▼
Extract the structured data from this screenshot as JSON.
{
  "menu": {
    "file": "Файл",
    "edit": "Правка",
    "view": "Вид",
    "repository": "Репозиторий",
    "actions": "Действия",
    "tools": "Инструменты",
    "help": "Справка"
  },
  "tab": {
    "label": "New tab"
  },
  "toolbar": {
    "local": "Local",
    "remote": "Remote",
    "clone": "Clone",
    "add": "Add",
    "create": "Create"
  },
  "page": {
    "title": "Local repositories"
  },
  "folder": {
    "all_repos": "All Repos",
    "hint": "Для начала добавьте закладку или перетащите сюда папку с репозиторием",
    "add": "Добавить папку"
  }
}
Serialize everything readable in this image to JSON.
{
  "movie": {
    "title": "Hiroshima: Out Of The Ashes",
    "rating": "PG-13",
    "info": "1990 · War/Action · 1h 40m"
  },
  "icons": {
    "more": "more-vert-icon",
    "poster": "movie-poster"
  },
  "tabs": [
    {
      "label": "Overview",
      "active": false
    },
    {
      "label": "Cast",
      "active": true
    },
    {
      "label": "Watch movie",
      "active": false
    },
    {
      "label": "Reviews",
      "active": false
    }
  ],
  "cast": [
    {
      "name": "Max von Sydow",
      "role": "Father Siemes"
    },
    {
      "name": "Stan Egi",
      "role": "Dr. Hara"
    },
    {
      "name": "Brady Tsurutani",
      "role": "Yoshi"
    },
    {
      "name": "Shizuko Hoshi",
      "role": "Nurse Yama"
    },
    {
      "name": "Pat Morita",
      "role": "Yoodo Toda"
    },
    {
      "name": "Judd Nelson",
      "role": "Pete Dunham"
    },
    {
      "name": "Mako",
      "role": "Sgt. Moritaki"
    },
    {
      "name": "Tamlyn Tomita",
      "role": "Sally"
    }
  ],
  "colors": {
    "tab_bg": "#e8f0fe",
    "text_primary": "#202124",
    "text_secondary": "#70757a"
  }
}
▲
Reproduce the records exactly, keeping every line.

Extract the structured data from this screenshot as JSON.
{
  "menu": {
    "file": "Файл",
    "edit": "Правка",
    "view": "Вид",
    "repository": "Репозиторий",
    "actions": "Действия",
    "tools": "Инструменты",
    "help": "Справка"
  },
  "tab": {
    "label": "New tab"
  },
  "toolbar": {
    "local": "Local",
    "remote": "Remote",
    "clone": "Clone",
    "add": "Add",
    "create": "Create"
  },
  "page": {
    "title": "Local repositories"
  },
  "folder": {
    "all_repos": "All Repos",
    "hint": "Для начала добавьте закладку или перетащите сюда папку с репозиторием",
    "add": "Добавить папку"
  }
}
Serialize everything readable in this image to JSON.
{
  "movie": {
    "title": "Hiroshima: Out Of The Ashes",
    "rating": "PG-13",
    "info": "1990 · War/Action · 1h 40m"
  },
  "icons": {
    "more": "more-vert-icon",
    "poster": "movie-poster"
  },
  "tabs": [
    {
      "label": "Overview",
      "active": false
    },
    {
      "label": "Cast",
      "active": true
    },
    {
      "label": "Watch movie",
      "active": false
    },
    {
      "label": "Reviews",
      "active": false
    }
  ],
  "cast": [
    {
      "name": "Max von Sydow",
      "role": "Father Siemes"
    },
    {
      "name": "Stan Egi",
      "role": "Dr. Hara"
    },
    {
      "name": "Brady Tsurutani",
      "role": "Yoshi"
    },
    {
      "name": "Shizuko Hoshi",
      "role": "Nurse Yama"
    },
    {
      "name": "Pat Morita",
      "role": "Yoodo Toda"
    },
    {
      "name": "Judd Nelson",
      "role": "Pete Dunham"
    },
    {
      "name": "Mako",
      "role": "Sgt. Moritaki"
    },
    {
      "name": "Tamlyn Tomita",
      "role": "Sally"
    }
  ],
  "colors": {
    "tab_bg": "#e8f0fe",
    "text_primary": "#202124",
    "text_secondary": "#70757a"
  }
}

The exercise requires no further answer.